The presentation by Gottheimer, who beat seven-term Republican congressman Scott Garrett last year, reflected the balancing act confronting both him and his party as it looks to win back the House majority in 2018: acknowledging the rising fury among its base voters while also courting Trump supporters in swing districts like his own.
“I’m calling balls and strikes,” Gottheimer said. “When I see an abhorrent move by this administration, I speak out. But when I see areas where we can work together — infrastructure, those types of things — we have to talk to Republicans.”
Washington Examiner: The Democrats’ diversity challengeJanuary 29, 2017

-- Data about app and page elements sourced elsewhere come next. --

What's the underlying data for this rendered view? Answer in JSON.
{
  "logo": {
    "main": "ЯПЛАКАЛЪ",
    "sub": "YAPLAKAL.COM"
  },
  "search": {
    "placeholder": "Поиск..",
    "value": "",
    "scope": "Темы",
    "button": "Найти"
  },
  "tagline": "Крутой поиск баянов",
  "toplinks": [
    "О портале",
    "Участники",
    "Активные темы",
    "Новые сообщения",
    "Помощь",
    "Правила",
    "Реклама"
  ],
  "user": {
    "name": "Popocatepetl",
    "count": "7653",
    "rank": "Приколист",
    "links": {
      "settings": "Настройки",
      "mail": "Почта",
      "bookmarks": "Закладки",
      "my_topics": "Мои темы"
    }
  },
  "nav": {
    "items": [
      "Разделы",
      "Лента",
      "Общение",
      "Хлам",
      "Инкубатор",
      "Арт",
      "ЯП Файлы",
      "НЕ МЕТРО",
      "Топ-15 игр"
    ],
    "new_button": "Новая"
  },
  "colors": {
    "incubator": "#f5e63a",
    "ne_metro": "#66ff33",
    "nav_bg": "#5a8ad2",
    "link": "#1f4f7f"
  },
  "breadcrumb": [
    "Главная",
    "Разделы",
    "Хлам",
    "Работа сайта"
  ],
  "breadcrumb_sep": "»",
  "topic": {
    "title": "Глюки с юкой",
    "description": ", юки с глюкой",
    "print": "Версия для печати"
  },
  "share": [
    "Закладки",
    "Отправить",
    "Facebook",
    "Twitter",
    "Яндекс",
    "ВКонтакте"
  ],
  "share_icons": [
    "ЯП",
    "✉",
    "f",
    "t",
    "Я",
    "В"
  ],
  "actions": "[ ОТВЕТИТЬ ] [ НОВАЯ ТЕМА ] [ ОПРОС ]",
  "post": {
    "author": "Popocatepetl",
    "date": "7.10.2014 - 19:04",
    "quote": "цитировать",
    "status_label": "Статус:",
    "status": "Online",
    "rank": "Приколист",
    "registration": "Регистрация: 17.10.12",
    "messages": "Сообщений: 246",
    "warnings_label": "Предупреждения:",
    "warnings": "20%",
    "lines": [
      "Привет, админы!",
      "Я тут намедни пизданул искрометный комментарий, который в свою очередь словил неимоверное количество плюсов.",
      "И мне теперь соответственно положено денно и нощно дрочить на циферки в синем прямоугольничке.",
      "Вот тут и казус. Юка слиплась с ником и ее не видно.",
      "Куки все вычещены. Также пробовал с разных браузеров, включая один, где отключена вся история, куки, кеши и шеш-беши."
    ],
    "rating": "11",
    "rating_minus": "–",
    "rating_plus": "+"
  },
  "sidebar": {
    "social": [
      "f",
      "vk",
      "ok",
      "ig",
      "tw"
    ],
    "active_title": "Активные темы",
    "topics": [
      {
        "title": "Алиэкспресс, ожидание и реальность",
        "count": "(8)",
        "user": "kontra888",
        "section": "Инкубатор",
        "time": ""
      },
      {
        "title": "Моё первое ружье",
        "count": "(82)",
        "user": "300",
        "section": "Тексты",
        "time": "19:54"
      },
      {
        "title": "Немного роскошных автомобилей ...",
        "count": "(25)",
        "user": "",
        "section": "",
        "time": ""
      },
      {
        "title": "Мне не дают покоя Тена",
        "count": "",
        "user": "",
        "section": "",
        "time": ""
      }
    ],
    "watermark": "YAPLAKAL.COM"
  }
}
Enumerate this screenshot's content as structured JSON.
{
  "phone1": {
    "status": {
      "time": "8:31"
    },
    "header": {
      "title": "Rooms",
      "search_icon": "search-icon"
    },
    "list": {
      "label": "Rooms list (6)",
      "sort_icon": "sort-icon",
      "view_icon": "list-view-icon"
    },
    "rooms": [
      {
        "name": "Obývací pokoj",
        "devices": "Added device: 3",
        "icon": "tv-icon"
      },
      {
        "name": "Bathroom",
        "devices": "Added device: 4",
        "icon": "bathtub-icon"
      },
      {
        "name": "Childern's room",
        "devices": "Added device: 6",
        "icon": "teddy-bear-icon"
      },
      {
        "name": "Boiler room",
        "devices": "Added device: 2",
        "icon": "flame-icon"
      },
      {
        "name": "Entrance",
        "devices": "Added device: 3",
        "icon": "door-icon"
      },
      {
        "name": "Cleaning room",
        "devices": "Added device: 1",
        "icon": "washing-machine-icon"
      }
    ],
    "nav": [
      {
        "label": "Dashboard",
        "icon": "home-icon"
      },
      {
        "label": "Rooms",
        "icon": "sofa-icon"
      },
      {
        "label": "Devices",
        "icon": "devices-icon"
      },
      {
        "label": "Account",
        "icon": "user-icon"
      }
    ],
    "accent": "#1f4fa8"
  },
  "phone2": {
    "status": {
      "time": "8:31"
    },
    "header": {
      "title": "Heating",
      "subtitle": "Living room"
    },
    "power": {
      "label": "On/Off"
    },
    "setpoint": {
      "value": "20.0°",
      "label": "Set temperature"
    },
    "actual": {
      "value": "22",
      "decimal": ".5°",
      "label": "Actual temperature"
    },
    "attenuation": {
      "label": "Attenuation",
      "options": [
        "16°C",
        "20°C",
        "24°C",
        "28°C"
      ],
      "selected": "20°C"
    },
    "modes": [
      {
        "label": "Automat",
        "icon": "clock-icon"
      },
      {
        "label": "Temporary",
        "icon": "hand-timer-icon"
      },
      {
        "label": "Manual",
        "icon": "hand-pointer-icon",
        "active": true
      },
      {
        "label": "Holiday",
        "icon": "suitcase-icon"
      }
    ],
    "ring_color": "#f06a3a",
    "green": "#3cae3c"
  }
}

Salena Zito writes in the Washington Examiner,
“If the Blue Dogs do not have a seat at the table, and if they do not rebuild, the Democrats will never hold the majority again,” he said bluntly.
Strother added that if there is a progressive purity test, “Then we will be in the wilderness for the next forty years,” he said.
“I think the Blue Dogs have to be revived and respected this cycle. There will be a test. If the party does not back the incumbent Democrat Blue Dog in the primary then the Democrats will have a big problem for a long time.”
“We can’t become so ideologically pure that we push moderates into the GOP … because that is what we are doing right now,” he said, adding that the party that holds onto the middle is the party that will govern.
Strother believes that the DCCC must back the incumbent Blue Dogs overtly during the primaries to send a message that the party does want a bigger tent.
Roll Call writes,
Gottheimer received the Blue Dog PAC’s endorsement during his campaign against Republican Rep. Scott Garrett last summer. A former speechwriter for President Bill Clinton, he campaigned as a fiscal conservative and social moderate.
In one of the Democrats’ few bright spots on election night 2016, he upset Garrett by 4 points in northern New Jersey’s 5th District, which both Donald Trump and Mitt Romney narrowly carried. He over-performed Hillary Clinton, who lost by 1 point here, according to Daily Kos Elections.